▸ ASSIGNMENT
Without including any pictures, return the records below exactly as written.

-*-

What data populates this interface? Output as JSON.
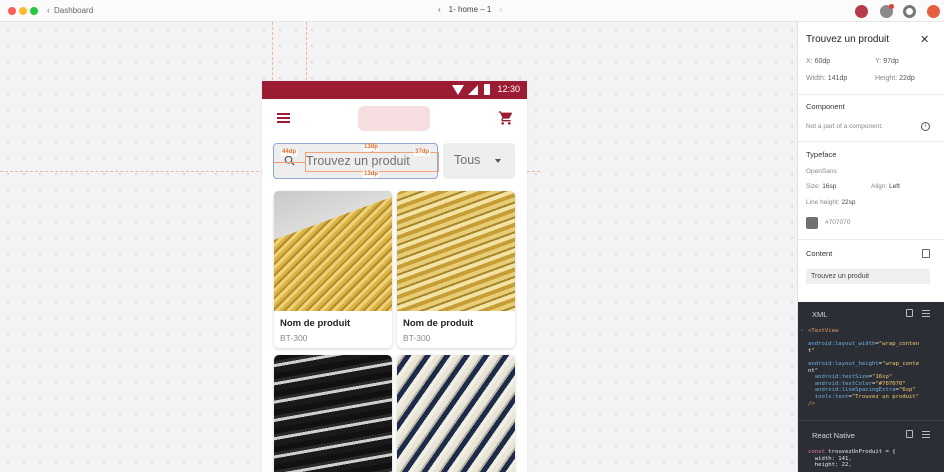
{
  "topbar": {
    "back_label": "Dashboard",
    "screen_name": "1- home – 1"
  },
  "phone": {
    "status_time": "12:30",
    "search_placeholder": "Trouvez un produit",
    "select_value": "Tous",
    "measurements": {
      "top": "13dp",
      "bottom": "13dp",
      "left": "44dp",
      "right": "37dp"
    },
    "products": [
      {
        "name": "Nom de produit",
        "sku": "BT-300"
      },
      {
        "name": "Nom de produit",
        "sku": "BT-300"
      },
      {
        "name": "",
        "sku": ""
      },
      {
        "name": "",
        "sku": ""
      }
    ]
  },
  "inspector": {
    "title": "Trouvez un produit",
    "x_label": "X:",
    "x_value": "60dp",
    "y_label": "Y:",
    "y_value": "97dp",
    "width_label": "Width:",
    "width_value": "141dp",
    "height_label": "Height:",
    "height_value": "22dp",
    "component_heading": "Component",
    "component_note": "Not a part of a component.",
    "typeface_heading": "Typeface",
    "font_name": "OpenSans",
    "size_label": "Size:",
    "size_value": "16sp",
    "align_label": "Align:",
    "align_value": "Left",
    "line_height_label": "Line height:",
    "line_height_value": "22sp",
    "color_hex": "#707070",
    "content_heading": "Content",
    "content_value": "Trouvez un produit",
    "xml_heading": "XML",
    "react_heading": "React Native"
  },
  "xml_code": [
    "<TextView",
    "",
    "android:layout_width=\"wrap_conten",
    "t\"",
    "",
    "android:layout_height=\"wrap_conte",
    "nt\"",
    "  android:textSize=\"16sp\"",
    "  android:textColor=\"#707070\"",
    "  android:lineSpacingExtra=\"6sp\"",
    "  tools:text=\"Trouvez un produit\"",
    "/>"
  ],
  "rn_code": [
    "const trouvezUnProduit = {",
    "  width: 141,",
    "  height: 22,"
  ],
  "colors": {
    "brand": "#9c1d33",
    "text_gray": "#707070",
    "measure": "#e06a2c"
  }
}
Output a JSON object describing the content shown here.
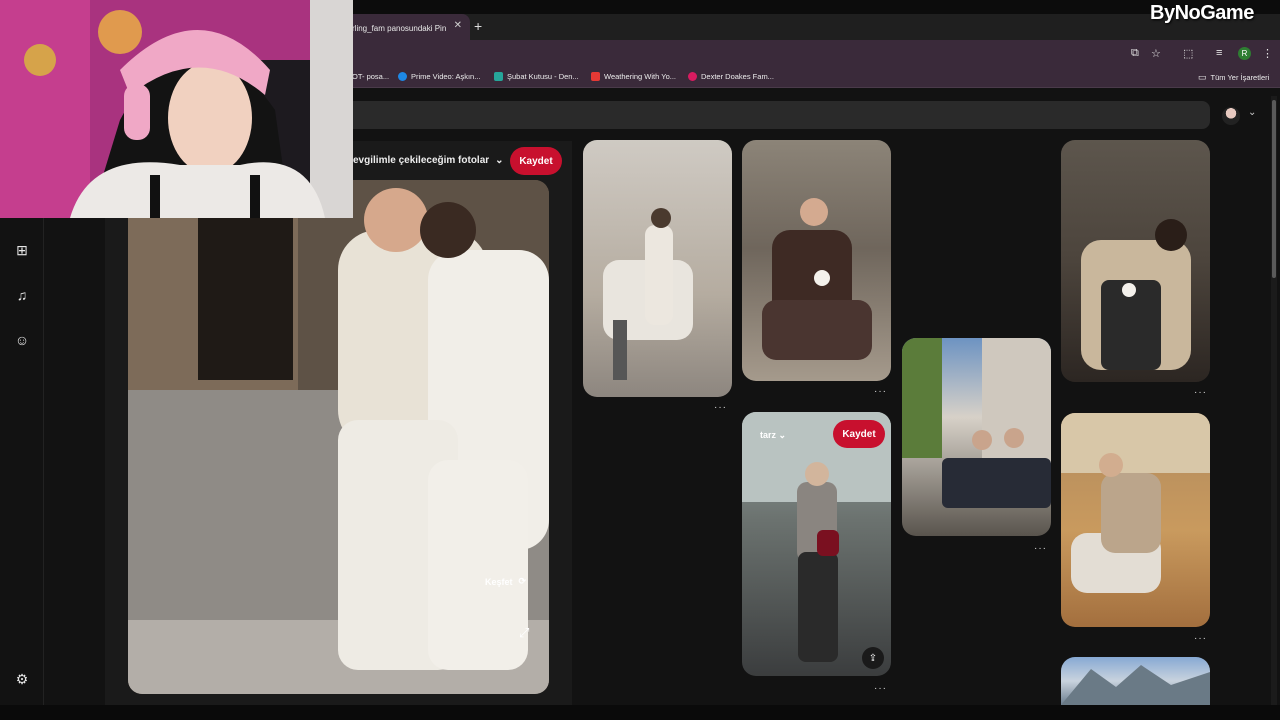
{
  "watermark": "ByNoGame",
  "browser": {
    "tab_title": "rling_fam panosundaki Pin",
    "bookmarks": [
      {
        "label": "OT- posa...",
        "color": "#888888"
      },
      {
        "label": "Prime Video: Aşkın...",
        "color": "#1e88e5"
      },
      {
        "label": "Şubat Kutusu - Den...",
        "color": "#26a69a"
      },
      {
        "label": "Weathering With Yo...",
        "color": "#e53935"
      },
      {
        "label": "Dexter Doakes Fam...",
        "color": "#d81b60"
      }
    ],
    "all_bookmarks": "Tüm Yer İşaretleri",
    "profile_initial": "R"
  },
  "pin_closeup": {
    "board_name": "evgilimle çekileceğim fotolar",
    "save_label": "Kaydet",
    "explore_label": "Keşfet"
  },
  "grid": {
    "hover_pin": {
      "board": "tarz",
      "save_label": "Kaydet"
    },
    "more_label": "···"
  }
}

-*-

▸ SOLUTION FOR THIS EXERCISE
What data populates this interface? Output as JSON.
{
  "topbar": {
    "back_label": "Dashboard",
    "screen_name": "1- home – 1"
  },
  "phone": {
    "status_time": "12:30",
    "search_placeholder": "Trouvez un produit",
    "select_value": "Tous",
    "measurements": {
      "top": "13dp",
      "bottom": "13dp",
      "left": "44dp",
      "right": "37dp"
    },
    "products": [
      {
        "name": "Nom de produit",
        "sku": "BT-300"
      },
      {
        "name": "Nom de produit",
        "sku": "BT-300"
      },
      {
        "name": "",
        "sku": ""
      },
      {
        "name": "",
        "sku": ""
      }
    ]
  },
  "inspector": {
    "title": "Trouvez un produit",
    "x_label": "X:",
    "x_value": "60dp",
    "y_label": "Y:",
    "y_value": "97dp",
    "width_label": "Width:",
    "width_value": "141dp",
    "height_label": "Height:",
    "height_value": "22dp",
    "component_heading": "Component",
    "component_note": "Not a part of a component.",
    "typeface_heading": "Typeface",
    "font_name": "OpenSans",
    "size_label": "Size:",
    "size_value": "16sp",
    "align_label": "Align:",
    "align_value": "Left",
    "line_height_label": "Line height:",
    "line_height_value": "22sp",
    "color_hex": "#707070",
    "content_heading": "Content",
    "content_value": "Trouvez un produit",
    "xml_heading": "XML",
    "react_heading": "React Native"
  },
  "xml_code": [
    "<TextView",
    "",
    "android:layout_width=\"wrap_conten",
    "t\"",
    "",
    "android:layout_height=\"wrap_conte",
    "nt\"",
    "  android:textSize=\"16sp\"",
    "  android:textColor=\"#707070\"",
    "  android:lineSpacingExtra=\"6sp\"",
    "  tools:text=\"Trouvez un produit\"",
    "/>"
  ],
  "rn_code": [
    "const trouvezUnProduit = {",
    "  width: 141,",
    "  height: 22,"
  ],
  "colors": {
    "brand": "#9c1d33",
    "text_gray": "#707070",
    "measure": "#e06a2c"
  }
}
Output a JSON object describing the content shown here.
{
  "watermark": "ByNoGame",
  "browser": {
    "tab_title": "rling_fam panosundaki Pin",
    "bookmarks": [
      {
        "label": "OT- posa...",
        "color": "#888888"
      },
      {
        "label": "Prime Video: Aşkın...",
        "color": "#1e88e5"
      },
      {
        "label": "Şubat Kutusu - Den...",
        "color": "#26a69a"
      },
      {
        "label": "Weathering With Yo...",
        "color": "#e53935"
      },
      {
        "label": "Dexter Doakes Fam...",
        "color": "#d81b60"
      }
    ],
    "all_bookmarks": "Tüm Yer İşaretleri",
    "profile_initial": "R"
  },
  "pin_closeup": {
    "board_name": "evgilimle çekileceğim fotolar",
    "save_label": "Kaydet",
    "explore_label": "Keşfet"
  },
  "grid": {
    "hover_pin": {
      "board": "tarz",
      "save_label": "Kaydet"
    },
    "more_label": "···"
  }
}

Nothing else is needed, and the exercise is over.